____ DATASET RECORDS
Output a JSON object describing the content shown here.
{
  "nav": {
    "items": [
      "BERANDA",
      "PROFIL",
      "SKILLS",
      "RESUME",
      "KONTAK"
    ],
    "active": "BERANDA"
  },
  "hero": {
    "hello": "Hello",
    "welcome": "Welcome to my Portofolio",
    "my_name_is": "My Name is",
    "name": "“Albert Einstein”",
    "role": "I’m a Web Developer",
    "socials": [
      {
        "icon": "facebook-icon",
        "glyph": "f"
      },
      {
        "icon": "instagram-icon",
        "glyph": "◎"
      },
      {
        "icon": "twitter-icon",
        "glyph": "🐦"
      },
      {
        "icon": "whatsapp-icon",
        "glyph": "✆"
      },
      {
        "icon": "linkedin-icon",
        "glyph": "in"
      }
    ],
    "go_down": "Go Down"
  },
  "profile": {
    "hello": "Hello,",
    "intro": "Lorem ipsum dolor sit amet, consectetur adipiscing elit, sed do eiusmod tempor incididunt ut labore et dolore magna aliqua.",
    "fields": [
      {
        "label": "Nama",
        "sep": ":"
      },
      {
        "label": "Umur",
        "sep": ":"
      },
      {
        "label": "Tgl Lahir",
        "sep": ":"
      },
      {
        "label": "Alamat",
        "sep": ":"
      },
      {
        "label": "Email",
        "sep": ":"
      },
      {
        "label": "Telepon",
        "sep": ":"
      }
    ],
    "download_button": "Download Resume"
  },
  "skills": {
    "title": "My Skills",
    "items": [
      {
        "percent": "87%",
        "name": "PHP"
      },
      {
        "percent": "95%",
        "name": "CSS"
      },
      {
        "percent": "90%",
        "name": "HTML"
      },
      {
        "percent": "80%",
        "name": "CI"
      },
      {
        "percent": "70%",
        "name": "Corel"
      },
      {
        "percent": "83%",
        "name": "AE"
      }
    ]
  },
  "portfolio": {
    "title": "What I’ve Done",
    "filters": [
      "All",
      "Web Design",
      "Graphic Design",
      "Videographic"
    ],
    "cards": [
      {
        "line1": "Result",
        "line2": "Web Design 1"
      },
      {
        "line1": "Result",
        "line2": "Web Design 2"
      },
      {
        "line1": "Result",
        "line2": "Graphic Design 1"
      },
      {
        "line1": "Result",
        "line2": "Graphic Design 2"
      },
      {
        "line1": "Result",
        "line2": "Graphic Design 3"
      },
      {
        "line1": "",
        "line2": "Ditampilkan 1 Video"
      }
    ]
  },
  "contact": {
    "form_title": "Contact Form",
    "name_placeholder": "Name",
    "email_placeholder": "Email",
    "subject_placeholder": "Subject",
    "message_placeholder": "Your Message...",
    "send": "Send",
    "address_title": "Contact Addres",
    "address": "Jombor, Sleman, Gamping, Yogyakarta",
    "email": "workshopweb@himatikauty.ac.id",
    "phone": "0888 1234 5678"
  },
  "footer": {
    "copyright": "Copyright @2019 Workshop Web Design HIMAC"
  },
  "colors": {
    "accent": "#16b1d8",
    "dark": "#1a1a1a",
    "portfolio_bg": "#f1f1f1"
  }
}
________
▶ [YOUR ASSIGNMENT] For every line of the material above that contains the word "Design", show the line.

▶ [RESULT OF THE TASK]
      "Web Design",
      "Graphic Design",
        "line2": "Web Design 1"
        "line2": "Web Design 2"
        "line2": "Graphic Design 1"
        "line2": "Graphic Design 2"
        "line2": "Graphic Design 3"
    "copyright": "Copyright @2019 Workshop Web Design HIMAC"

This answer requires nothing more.